This morning, my friend and fellow soccer player Zach posted this trailer for an upcoming documentary, Pelada:
His comment? “I’m jealous, inspired, happy and amazed, all at the same time. Sometimes I forget how lucky I am to love something that, at it’s core, is universal and beautiful.” He could be talking about family. I think that’s the secret: when we talk about soccer, we are talking about family.
Those who play, get it. Many who watch do, too. What is it about this sport that connects us on such a visceral and immediate level? It’s like a special language, a global club, and you need not play well – or even play at all – to be included. You must only recognize the dialect.
I have seen first hand how quickly, passionately and unreservedly we answer the call. We instantly announce our support for The Positive Ladies Soccer Club, calling for showings in our cities and offering to raise funds. The team behind Pelada is asking for funds to complete post-production; donate and find out more about the film on their site.
Closer to home, volunteers in four major cities stepped up to donate and transport bags of quality equipment to a township team in South Africa, just because I asked. How beautiful and amazing is that? When I received the pictures of the Mountain Birds in their new team jerseys, I printed it and hung it on the wall with my other team photos – because they, too, have become family.
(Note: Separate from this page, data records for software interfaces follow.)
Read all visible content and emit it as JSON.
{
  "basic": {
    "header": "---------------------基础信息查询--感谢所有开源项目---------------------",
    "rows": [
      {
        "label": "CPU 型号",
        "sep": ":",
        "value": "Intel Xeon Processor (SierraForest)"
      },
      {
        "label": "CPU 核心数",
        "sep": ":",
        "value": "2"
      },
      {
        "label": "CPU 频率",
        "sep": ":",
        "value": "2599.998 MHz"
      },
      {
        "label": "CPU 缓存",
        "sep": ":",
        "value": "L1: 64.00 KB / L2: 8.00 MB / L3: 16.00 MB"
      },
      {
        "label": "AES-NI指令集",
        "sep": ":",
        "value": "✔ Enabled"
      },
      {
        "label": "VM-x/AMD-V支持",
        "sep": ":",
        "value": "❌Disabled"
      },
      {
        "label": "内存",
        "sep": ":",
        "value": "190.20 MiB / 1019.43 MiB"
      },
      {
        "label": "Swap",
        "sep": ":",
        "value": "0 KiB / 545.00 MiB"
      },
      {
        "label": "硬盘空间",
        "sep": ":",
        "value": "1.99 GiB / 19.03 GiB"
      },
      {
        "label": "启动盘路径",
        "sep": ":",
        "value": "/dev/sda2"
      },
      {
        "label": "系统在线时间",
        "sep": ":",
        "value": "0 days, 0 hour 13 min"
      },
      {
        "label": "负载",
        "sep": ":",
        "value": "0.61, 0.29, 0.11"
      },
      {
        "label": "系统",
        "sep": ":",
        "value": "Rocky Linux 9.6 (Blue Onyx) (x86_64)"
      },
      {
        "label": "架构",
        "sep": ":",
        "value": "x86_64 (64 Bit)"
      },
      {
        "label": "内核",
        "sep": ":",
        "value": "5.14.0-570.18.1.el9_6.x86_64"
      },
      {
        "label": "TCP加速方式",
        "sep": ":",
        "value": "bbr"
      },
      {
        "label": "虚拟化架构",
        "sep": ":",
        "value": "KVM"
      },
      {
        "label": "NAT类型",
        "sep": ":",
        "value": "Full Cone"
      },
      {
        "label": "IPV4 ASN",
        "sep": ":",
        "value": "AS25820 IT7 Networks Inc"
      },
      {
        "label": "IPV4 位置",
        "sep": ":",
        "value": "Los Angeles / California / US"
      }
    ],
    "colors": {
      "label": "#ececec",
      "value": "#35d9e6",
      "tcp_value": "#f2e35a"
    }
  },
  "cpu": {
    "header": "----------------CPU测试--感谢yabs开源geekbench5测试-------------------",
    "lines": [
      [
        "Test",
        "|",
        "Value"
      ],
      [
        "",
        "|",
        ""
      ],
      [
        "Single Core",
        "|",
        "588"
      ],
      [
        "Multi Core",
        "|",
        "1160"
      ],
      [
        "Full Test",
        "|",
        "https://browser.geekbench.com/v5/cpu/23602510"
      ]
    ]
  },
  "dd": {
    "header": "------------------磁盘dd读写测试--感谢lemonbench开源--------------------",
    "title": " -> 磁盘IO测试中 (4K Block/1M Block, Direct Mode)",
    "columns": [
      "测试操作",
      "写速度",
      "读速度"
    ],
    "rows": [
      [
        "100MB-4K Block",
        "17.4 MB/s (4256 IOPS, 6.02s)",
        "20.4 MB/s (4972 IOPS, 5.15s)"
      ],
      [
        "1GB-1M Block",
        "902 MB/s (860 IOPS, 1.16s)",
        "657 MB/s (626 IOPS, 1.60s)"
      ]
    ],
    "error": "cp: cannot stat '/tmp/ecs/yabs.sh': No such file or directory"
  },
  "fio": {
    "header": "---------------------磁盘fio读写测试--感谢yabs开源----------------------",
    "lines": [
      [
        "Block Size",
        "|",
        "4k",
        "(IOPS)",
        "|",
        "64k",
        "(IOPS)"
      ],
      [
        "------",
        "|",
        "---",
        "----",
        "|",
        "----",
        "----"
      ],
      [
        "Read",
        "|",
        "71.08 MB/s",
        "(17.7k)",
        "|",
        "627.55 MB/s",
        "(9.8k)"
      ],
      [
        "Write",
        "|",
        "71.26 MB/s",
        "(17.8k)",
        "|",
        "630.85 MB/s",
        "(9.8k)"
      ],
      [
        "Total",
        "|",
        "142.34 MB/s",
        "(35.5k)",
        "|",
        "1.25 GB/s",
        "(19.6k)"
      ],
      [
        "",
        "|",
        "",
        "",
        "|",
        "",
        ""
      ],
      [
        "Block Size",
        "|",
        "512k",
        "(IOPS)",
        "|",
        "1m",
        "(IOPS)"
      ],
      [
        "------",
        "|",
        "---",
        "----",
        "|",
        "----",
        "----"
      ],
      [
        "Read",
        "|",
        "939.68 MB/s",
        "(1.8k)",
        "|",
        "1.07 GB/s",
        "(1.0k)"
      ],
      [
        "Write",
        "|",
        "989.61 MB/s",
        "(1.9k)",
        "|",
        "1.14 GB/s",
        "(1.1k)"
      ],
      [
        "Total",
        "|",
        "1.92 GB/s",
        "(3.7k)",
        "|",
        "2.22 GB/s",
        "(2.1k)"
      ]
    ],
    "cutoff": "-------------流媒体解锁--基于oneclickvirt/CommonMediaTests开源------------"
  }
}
And just this morning as I passed a freshly inked prescription for a puffer over the counter to my local pharmacist I commented that I hoped my respiratory problems weren’t chronic. “I play soccer,” I told him proudly, and it was as if I’d uttered a password. From that second on we were speaking the same language. He coached, he told me. “I’ve been up since six – I had to watch the Africa Cup.” When he showed me how to use the inhaler there was none of the usual impatience of commerce. He met my eyes to make sure I understood. Family takes care of family.